What is required ->
Give the count of lines in the records that contain the string "Display", and write nothing but that number.

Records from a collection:
*** Begin section ***
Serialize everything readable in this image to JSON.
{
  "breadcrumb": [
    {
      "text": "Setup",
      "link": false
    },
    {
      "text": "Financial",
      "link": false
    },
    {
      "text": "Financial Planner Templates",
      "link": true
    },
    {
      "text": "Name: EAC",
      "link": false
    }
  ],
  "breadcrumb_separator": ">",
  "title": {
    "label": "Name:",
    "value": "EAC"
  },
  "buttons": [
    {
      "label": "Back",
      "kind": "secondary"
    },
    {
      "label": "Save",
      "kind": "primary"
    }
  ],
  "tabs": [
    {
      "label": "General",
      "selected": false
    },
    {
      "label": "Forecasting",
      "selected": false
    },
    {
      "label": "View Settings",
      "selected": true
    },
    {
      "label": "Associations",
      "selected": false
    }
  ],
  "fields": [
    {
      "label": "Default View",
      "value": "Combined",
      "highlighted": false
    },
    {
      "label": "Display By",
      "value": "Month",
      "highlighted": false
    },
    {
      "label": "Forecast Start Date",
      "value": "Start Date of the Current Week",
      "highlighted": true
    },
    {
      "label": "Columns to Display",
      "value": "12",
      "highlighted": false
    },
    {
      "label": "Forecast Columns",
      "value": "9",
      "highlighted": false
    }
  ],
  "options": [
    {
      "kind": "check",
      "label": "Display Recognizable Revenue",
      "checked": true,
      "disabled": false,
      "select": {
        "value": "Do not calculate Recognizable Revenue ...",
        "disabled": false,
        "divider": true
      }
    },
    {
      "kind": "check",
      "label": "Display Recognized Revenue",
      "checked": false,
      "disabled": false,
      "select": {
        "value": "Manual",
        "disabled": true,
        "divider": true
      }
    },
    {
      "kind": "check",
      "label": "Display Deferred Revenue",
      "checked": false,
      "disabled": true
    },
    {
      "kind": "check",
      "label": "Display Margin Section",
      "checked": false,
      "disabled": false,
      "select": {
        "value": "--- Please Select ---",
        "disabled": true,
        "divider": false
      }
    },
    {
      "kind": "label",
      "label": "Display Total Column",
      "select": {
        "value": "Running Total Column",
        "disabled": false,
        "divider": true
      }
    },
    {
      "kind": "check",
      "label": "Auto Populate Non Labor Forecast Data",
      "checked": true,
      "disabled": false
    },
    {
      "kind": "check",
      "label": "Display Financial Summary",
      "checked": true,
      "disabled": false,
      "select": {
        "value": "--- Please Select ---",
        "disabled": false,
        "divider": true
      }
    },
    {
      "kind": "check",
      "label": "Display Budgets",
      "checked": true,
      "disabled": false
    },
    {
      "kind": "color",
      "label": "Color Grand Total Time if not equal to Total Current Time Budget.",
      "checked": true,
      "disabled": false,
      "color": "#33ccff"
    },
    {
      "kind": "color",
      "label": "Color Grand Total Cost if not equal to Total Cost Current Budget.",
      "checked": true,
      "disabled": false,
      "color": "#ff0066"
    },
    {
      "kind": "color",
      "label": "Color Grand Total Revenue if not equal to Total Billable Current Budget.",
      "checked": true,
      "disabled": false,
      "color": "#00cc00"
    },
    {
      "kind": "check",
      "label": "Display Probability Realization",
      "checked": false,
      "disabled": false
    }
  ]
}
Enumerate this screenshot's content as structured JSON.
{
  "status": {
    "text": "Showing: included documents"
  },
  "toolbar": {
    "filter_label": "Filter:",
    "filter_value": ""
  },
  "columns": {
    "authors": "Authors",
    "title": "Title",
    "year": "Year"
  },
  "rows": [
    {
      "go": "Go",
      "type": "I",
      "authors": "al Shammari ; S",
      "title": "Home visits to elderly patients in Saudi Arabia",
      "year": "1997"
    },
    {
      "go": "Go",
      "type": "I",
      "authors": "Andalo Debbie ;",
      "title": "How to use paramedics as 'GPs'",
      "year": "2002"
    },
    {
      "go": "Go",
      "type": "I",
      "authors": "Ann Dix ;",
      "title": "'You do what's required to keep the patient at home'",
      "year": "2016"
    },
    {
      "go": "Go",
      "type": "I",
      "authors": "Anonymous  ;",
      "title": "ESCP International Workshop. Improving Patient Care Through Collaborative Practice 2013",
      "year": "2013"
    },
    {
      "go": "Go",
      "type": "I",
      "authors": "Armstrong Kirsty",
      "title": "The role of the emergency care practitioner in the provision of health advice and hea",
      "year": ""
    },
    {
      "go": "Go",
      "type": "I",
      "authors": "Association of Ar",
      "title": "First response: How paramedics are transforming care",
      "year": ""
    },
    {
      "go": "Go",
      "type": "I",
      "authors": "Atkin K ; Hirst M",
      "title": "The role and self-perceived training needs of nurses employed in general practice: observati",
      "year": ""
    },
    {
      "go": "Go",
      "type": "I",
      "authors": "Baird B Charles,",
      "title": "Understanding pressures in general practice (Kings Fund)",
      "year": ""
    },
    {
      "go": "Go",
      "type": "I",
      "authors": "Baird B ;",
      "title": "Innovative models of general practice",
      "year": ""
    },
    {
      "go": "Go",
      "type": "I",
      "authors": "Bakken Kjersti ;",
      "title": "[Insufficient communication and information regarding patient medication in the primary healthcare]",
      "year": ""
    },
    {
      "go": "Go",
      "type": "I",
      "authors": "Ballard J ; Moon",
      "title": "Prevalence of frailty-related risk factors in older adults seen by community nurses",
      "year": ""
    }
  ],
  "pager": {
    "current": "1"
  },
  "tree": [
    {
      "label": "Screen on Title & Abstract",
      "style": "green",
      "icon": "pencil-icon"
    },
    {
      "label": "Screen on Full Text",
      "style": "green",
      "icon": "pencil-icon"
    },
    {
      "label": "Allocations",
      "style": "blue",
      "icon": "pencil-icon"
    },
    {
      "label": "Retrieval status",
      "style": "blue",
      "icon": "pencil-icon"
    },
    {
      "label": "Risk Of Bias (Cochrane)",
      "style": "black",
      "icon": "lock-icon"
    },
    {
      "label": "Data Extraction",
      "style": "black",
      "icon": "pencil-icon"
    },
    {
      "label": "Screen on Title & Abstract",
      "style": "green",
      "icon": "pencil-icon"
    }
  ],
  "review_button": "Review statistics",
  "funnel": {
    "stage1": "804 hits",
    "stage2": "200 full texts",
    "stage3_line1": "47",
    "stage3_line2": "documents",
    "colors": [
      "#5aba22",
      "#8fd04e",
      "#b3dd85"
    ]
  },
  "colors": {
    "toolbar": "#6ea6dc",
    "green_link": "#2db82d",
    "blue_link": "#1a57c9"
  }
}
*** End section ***
Exercise result ->
10